Repeat the entries. Each one must match exactly.

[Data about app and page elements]
_ _ _

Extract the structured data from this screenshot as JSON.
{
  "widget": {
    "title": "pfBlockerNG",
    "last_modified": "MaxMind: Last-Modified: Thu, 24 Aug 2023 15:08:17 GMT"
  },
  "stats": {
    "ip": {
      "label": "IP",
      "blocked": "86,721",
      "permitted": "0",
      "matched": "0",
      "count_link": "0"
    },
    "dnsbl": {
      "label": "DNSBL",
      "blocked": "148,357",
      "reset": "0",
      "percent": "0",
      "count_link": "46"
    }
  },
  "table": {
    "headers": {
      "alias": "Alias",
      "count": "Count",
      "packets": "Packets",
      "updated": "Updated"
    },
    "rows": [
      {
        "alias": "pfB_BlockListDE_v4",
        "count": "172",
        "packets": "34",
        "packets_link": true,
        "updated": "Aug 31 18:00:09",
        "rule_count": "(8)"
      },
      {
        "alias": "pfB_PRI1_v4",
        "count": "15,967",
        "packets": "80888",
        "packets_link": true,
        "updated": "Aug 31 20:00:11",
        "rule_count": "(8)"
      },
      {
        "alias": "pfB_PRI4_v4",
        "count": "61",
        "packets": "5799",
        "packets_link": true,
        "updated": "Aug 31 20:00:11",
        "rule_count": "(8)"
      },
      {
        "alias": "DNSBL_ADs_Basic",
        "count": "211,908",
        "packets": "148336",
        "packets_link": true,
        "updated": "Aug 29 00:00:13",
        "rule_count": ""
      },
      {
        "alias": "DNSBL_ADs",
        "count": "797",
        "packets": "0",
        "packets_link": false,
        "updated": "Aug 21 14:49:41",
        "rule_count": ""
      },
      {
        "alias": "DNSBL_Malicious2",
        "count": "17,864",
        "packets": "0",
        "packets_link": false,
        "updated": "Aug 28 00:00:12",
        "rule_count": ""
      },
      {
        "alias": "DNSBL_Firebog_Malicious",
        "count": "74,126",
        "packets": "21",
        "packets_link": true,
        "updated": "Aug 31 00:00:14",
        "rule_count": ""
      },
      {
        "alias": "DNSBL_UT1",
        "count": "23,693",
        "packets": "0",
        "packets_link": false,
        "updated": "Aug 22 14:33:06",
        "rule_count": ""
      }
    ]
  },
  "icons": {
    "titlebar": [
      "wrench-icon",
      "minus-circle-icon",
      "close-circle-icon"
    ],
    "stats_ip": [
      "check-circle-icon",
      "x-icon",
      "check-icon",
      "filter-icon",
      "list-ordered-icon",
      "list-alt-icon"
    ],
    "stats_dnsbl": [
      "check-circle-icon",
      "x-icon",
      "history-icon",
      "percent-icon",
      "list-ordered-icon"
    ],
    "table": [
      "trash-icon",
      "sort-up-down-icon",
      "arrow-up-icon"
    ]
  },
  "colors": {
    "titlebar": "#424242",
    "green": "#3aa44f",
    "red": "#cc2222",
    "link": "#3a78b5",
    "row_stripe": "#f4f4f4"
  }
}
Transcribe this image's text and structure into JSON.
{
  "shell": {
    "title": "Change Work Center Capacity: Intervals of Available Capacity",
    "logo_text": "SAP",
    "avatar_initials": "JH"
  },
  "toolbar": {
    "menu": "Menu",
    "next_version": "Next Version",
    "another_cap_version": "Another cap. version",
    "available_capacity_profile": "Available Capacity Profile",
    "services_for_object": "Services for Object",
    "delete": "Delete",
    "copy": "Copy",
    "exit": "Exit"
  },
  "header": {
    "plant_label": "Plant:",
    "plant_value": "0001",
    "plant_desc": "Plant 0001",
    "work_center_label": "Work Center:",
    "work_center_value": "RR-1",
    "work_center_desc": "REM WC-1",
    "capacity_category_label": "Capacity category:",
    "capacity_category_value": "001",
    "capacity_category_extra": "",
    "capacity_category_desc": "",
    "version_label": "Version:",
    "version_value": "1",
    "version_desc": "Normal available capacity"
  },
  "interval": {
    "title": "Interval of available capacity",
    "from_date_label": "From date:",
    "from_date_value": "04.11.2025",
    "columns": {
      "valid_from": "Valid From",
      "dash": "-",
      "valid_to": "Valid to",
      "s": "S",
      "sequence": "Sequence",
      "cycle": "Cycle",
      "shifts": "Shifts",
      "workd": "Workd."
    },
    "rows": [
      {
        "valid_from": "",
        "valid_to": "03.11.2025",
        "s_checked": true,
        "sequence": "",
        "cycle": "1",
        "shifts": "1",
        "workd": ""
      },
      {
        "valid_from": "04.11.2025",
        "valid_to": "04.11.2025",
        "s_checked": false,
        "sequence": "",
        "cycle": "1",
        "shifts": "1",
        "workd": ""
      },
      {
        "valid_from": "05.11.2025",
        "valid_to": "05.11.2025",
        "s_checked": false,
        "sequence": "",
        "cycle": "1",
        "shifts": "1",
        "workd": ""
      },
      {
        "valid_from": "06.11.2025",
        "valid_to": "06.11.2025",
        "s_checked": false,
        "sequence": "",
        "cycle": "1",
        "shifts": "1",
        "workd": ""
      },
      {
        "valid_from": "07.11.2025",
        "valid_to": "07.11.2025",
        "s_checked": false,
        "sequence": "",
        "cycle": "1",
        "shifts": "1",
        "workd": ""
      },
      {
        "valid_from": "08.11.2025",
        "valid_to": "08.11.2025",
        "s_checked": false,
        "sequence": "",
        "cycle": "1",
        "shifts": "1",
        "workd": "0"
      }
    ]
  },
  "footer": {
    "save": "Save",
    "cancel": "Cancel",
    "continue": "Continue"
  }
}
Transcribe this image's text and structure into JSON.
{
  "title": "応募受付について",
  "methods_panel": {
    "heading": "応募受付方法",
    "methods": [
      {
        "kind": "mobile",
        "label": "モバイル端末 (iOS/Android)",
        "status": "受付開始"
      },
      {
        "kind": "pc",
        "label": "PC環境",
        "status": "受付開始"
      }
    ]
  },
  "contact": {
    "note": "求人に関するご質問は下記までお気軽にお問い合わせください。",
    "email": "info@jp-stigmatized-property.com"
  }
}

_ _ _

→ Answer section
Extract the structured data from this screenshot as JSON.
{
  "widget": {
    "title": "pfBlockerNG",
    "last_modified": "MaxMind: Last-Modified: Thu, 24 Aug 2023 15:08:17 GMT"
  },
  "stats": {
    "ip": {
      "label": "IP",
      "blocked": "86,721",
      "permitted": "0",
      "matched": "0",
      "count_link": "0"
    },
    "dnsbl": {
      "label": "DNSBL",
      "blocked": "148,357",
      "reset": "0",
      "percent": "0",
      "count_link": "46"
    }
  },
  "table": {
    "headers": {
      "alias": "Alias",
      "count": "Count",
      "packets": "Packets",
      "updated": "Updated"
    },
    "rows": [
      {
        "alias": "pfB_BlockListDE_v4",
        "count": "172",
        "packets": "34",
        "packets_link": true,
        "updated": "Aug 31 18:00:09",
        "rule_count": "(8)"
      },
      {
        "alias": "pfB_PRI1_v4",
        "count": "15,967",
        "packets": "80888",
        "packets_link": true,
        "updated": "Aug 31 20:00:11",
        "rule_count": "(8)"
      },
      {
        "alias": "pfB_PRI4_v4",
        "count": "61",
        "packets": "5799",
        "packets_link": true,
        "updated": "Aug 31 20:00:11",
        "rule_count": "(8)"
      },
      {
        "alias": "DNSBL_ADs_Basic",
        "count": "211,908",
        "packets": "148336",
        "packets_link": true,
        "updated": "Aug 29 00:00:13",
        "rule_count": ""
      },
      {
        "alias": "DNSBL_ADs",
        "count": "797",
        "packets": "0",
        "packets_link": false,
        "updated": "Aug 21 14:49:41",
        "rule_count": ""
      },
      {
        "alias": "DNSBL_Malicious2",
        "count": "17,864",
        "packets": "0",
        "packets_link": false,
        "updated": "Aug 28 00:00:12",
        "rule_count": ""
      },
      {
        "alias": "DNSBL_Firebog_Malicious",
        "count": "74,126",
        "packets": "21",
        "packets_link": true,
        "updated": "Aug 31 00:00:14",
        "rule_count": ""
      },
      {
        "alias": "DNSBL_UT1",
        "count": "23,693",
        "packets": "0",
        "packets_link": false,
        "updated": "Aug 22 14:33:06",
        "rule_count": ""
      }
    ]
  },
  "icons": {
    "titlebar": [
      "wrench-icon",
      "minus-circle-icon",
      "close-circle-icon"
    ],
    "stats_ip": [
      "check-circle-icon",
      "x-icon",
      "check-icon",
      "filter-icon",
      "list-ordered-icon",
      "list-alt-icon"
    ],
    "stats_dnsbl": [
      "check-circle-icon",
      "x-icon",
      "history-icon",
      "percent-icon",
      "list-ordered-icon"
    ],
    "table": [
      "trash-icon",
      "sort-up-down-icon",
      "arrow-up-icon"
    ]
  },
  "colors": {
    "titlebar": "#424242",
    "green": "#3aa44f",
    "red": "#cc2222",
    "link": "#3a78b5",
    "row_stripe": "#f4f4f4"
  }
}
Transcribe this image's text and structure into JSON.
{
  "shell": {
    "title": "Change Work Center Capacity: Intervals of Available Capacity",
    "logo_text": "SAP",
    "avatar_initials": "JH"
  },
  "toolbar": {
    "menu": "Menu",
    "next_version": "Next Version",
    "another_cap_version": "Another cap. version",
    "available_capacity_profile": "Available Capacity Profile",
    "services_for_object": "Services for Object",
    "delete": "Delete",
    "copy": "Copy",
    "exit": "Exit"
  },
  "header": {
    "plant_label": "Plant:",
    "plant_value": "0001",
    "plant_desc": "Plant 0001",
    "work_center_label": "Work Center:",
    "work_center_value": "RR-1",
    "work_center_desc": "REM WC-1",
    "capacity_category_label": "Capacity category:",
    "capacity_category_value": "001",
    "capacity_category_extra": "",
    "capacity_category_desc": "",
    "version_label": "Version:",
    "version_value": "1",
    "version_desc": "Normal available capacity"
  },
  "interval": {
    "title": "Interval of available capacity",
    "from_date_label": "From date:",
    "from_date_value": "04.11.2025",
    "columns": {
      "valid_from": "Valid From",
      "dash": "-",
      "valid_to": "Valid to",
      "s": "S",
      "sequence": "Sequence",
      "cycle": "Cycle",
      "shifts": "Shifts",
      "workd": "Workd."
    },
    "rows": [
      {
        "valid_from": "",
        "valid_to": "03.11.2025",
        "s_checked": true,
        "sequence": "",
        "cycle": "1",
        "shifts": "1",
        "workd": ""
      },
      {
        "valid_from": "04.11.2025",
        "valid_to": "04.11.2025",
        "s_checked": false,
        "sequence": "",
        "cycle": "1",
        "shifts": "1",
        "workd": ""
      },
      {
        "valid_from": "05.11.2025",
        "valid_to": "05.11.2025",
        "s_checked": false,
        "sequence": "",
        "cycle": "1",
        "shifts": "1",
        "workd": ""
      },
      {
        "valid_from": "06.11.2025",
        "valid_to": "06.11.2025",
        "s_checked": false,
        "sequence": "",
        "cycle": "1",
        "shifts": "1",
        "workd": ""
      },
      {
        "valid_from": "07.11.2025",
        "valid_to": "07.11.2025",
        "s_checked": false,
        "sequence": "",
        "cycle": "1",
        "shifts": "1",
        "workd": ""
      },
      {
        "valid_from": "08.11.2025",
        "valid_to": "08.11.2025",
        "s_checked": false,
        "sequence": "",
        "cycle": "1",
        "shifts": "1",
        "workd": "0"
      }
    ]
  },
  "footer": {
    "save": "Save",
    "cancel": "Cancel",
    "continue": "Continue"
  }
}
Transcribe this image's text and structure into JSON.
{
  "title": "応募受付について",
  "methods_panel": {
    "heading": "応募受付方法",
    "methods": [
      {
        "kind": "mobile",
        "label": "モバイル端末 (iOS/Android)",
        "status": "受付開始"
      },
      {
        "kind": "pc",
        "label": "PC環境",
        "status": "受付開始"
      }
    ]
  },
  "contact": {
    "note": "求人に関するご質問は下記までお気軽にお問い合わせください。",
    "email": "info@jp-stigmatized-property.com"
  }
}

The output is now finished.